(Data entries)

= Beginning of Section =

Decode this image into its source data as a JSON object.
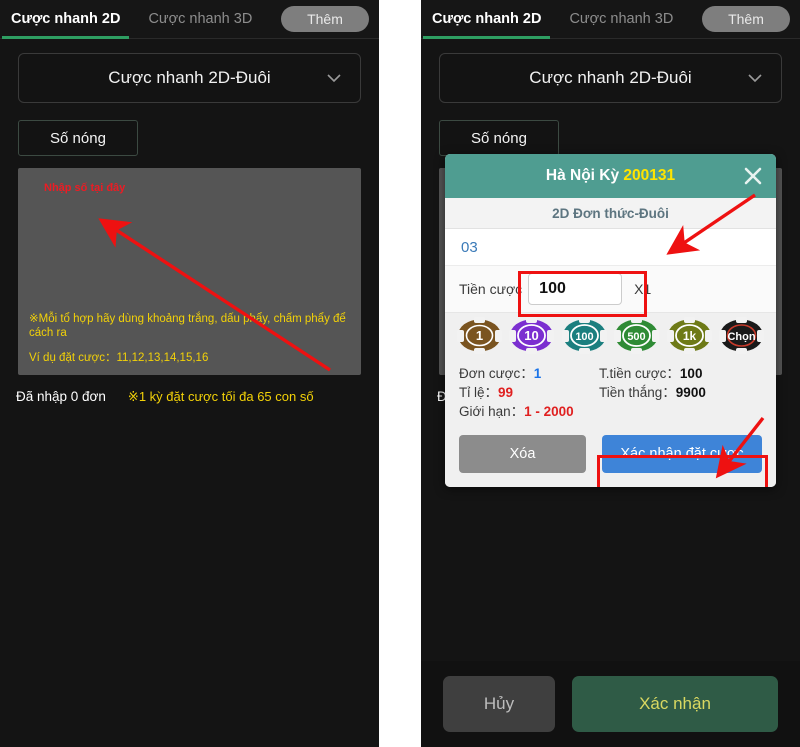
{
  "tabs": {
    "tab_2d": "Cược nhanh 2D",
    "tab_3d": "Cược nhanh 3D",
    "more": "Thêm"
  },
  "select": {
    "value": "Cược nhanh 2D-Đuôi",
    "chevron_icon": "chevron-down-icon"
  },
  "hot_button": "Số nóng",
  "textarea": {
    "placeholder": "Nhập số tại đây",
    "note_1": "※Mỗi tổ hợp hãy dùng khoảng trắng, dấu phẩy, chấm phẩy để cách ra",
    "note_2": "Ví dụ đặt cược：11,12,13,14,15,16"
  },
  "footer": {
    "entered": "Đã nhập 0 đơn",
    "limit": "※1 kỳ đặt cược tối đa 65 con số"
  },
  "action_bar": {
    "cancel": "Hủy",
    "confirm": "Xác nhận"
  },
  "modal": {
    "title_prefix": "Hà Nội Kỳ ",
    "title_number": "200131",
    "close_icon": "close-icon",
    "subtitle": "2D Đơn thức-Đuôi",
    "selected_number": "03",
    "stake_label": "Tiền cược",
    "stake_value": "100",
    "multiplier": "X1",
    "chips": [
      {
        "label": "1",
        "color": "#7a5420"
      },
      {
        "label": "10",
        "color": "#7b2fd0"
      },
      {
        "label": "100",
        "color": "#1b7f7f"
      },
      {
        "label": "500",
        "color": "#2f8b35"
      },
      {
        "label": "1k",
        "color": "#6e7a17"
      },
      {
        "label": "Chọn",
        "color": "#1a1a1a"
      }
    ],
    "stats": {
      "orders_label": "Đơn cược：",
      "orders_value": "1",
      "rate_label": "Tỉ lệ：",
      "rate_value": "99",
      "limit_label": "Giới hạn：",
      "limit_value": "1 - 2000",
      "total_label": "T.tiền cược：",
      "total_value": "100",
      "win_label": "Tiền thắng：",
      "win_value": "9900"
    },
    "delete_button": "Xóa",
    "confirm_button": "Xác nhận đặt cược"
  },
  "colors": {
    "accent_green": "#2e9e62",
    "modal_teal": "#4f9d91",
    "highlight_red": "#ee1111",
    "note_yellow": "#f2d108",
    "placeholder_red": "#ec1c24",
    "primary_blue": "#3e84d8"
  }
}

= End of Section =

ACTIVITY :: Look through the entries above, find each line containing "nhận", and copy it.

YOUR RESPONSE ::
    "confirm": "Xác nhận"
    "confirm_button": "Xác nhận đặt cược"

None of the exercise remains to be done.